Work item: Whenever a line in the entries below contains the string "number", copy that line.

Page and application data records

============================================================

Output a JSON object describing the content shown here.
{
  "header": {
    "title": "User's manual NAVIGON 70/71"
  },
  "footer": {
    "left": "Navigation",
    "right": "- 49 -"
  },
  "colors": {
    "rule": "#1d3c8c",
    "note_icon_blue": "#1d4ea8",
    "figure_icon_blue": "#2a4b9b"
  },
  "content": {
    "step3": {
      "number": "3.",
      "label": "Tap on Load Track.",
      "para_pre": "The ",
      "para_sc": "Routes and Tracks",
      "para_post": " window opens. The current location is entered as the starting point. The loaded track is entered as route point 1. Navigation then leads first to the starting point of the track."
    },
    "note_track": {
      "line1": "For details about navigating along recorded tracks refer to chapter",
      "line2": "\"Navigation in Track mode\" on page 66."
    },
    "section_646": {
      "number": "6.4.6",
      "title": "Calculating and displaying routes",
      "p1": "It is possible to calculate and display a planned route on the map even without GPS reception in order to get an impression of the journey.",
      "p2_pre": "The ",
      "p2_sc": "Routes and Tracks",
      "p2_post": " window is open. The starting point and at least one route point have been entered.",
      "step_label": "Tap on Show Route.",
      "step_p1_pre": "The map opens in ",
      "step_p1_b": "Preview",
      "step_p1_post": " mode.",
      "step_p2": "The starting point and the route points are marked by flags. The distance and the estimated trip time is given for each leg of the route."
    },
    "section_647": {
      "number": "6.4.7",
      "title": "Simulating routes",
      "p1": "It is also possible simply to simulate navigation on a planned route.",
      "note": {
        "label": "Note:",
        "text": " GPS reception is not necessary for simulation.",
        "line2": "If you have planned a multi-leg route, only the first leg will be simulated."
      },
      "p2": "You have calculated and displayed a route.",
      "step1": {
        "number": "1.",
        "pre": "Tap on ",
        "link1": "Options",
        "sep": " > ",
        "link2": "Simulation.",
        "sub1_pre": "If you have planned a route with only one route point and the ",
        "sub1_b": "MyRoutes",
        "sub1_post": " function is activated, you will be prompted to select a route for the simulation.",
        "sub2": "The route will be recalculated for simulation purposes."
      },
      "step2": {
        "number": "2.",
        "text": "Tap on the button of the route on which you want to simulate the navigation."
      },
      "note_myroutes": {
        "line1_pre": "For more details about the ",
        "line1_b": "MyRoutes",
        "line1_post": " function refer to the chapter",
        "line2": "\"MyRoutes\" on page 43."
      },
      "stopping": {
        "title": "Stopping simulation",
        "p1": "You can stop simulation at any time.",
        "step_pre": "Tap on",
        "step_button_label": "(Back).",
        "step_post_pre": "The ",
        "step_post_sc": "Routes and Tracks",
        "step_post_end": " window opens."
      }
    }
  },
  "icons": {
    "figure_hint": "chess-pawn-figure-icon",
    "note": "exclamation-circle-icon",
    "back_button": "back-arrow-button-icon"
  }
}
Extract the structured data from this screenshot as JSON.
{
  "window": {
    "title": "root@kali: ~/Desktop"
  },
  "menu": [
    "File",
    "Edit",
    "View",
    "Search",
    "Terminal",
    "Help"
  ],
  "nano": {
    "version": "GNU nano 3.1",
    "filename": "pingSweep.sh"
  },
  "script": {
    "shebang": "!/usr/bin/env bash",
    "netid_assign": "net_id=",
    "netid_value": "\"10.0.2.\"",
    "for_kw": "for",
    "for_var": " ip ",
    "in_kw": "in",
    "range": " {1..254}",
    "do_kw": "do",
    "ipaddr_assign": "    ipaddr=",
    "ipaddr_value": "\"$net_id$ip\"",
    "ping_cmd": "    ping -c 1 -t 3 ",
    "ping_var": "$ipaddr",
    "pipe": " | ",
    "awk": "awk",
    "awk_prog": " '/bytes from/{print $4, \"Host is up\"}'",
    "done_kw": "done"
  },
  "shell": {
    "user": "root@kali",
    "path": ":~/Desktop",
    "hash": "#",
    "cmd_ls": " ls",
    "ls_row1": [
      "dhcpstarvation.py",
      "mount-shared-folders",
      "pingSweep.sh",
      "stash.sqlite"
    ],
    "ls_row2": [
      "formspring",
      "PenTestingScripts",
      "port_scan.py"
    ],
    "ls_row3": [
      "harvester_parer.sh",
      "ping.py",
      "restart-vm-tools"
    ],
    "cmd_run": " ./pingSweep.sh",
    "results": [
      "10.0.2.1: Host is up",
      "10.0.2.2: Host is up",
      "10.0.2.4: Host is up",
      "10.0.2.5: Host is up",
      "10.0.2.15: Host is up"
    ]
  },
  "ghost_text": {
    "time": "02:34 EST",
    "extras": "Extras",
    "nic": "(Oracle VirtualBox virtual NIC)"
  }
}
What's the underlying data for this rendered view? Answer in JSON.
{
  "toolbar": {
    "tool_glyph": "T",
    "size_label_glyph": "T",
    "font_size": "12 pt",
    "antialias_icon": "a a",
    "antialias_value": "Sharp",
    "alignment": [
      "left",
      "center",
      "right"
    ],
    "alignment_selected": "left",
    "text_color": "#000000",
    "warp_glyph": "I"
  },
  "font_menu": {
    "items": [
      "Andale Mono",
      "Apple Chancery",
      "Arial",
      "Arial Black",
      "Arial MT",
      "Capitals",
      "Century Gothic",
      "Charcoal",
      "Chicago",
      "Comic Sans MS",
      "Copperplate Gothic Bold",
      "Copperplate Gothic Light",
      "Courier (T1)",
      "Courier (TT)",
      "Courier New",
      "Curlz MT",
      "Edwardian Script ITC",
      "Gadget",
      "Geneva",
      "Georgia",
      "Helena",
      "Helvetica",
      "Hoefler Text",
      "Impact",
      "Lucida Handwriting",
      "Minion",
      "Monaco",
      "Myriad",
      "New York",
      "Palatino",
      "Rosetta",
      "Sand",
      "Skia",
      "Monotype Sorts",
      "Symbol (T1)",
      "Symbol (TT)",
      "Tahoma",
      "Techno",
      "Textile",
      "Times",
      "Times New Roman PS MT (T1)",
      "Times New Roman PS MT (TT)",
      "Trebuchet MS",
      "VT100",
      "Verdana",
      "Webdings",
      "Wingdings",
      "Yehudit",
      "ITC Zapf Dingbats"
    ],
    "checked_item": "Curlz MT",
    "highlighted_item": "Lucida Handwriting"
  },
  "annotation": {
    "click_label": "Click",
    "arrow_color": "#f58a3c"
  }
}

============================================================

Answer box:
      "number": "3.",
      "number": "6.4.6",
      "number": "6.4.7",
        "number": "1.",
        "number": "2.",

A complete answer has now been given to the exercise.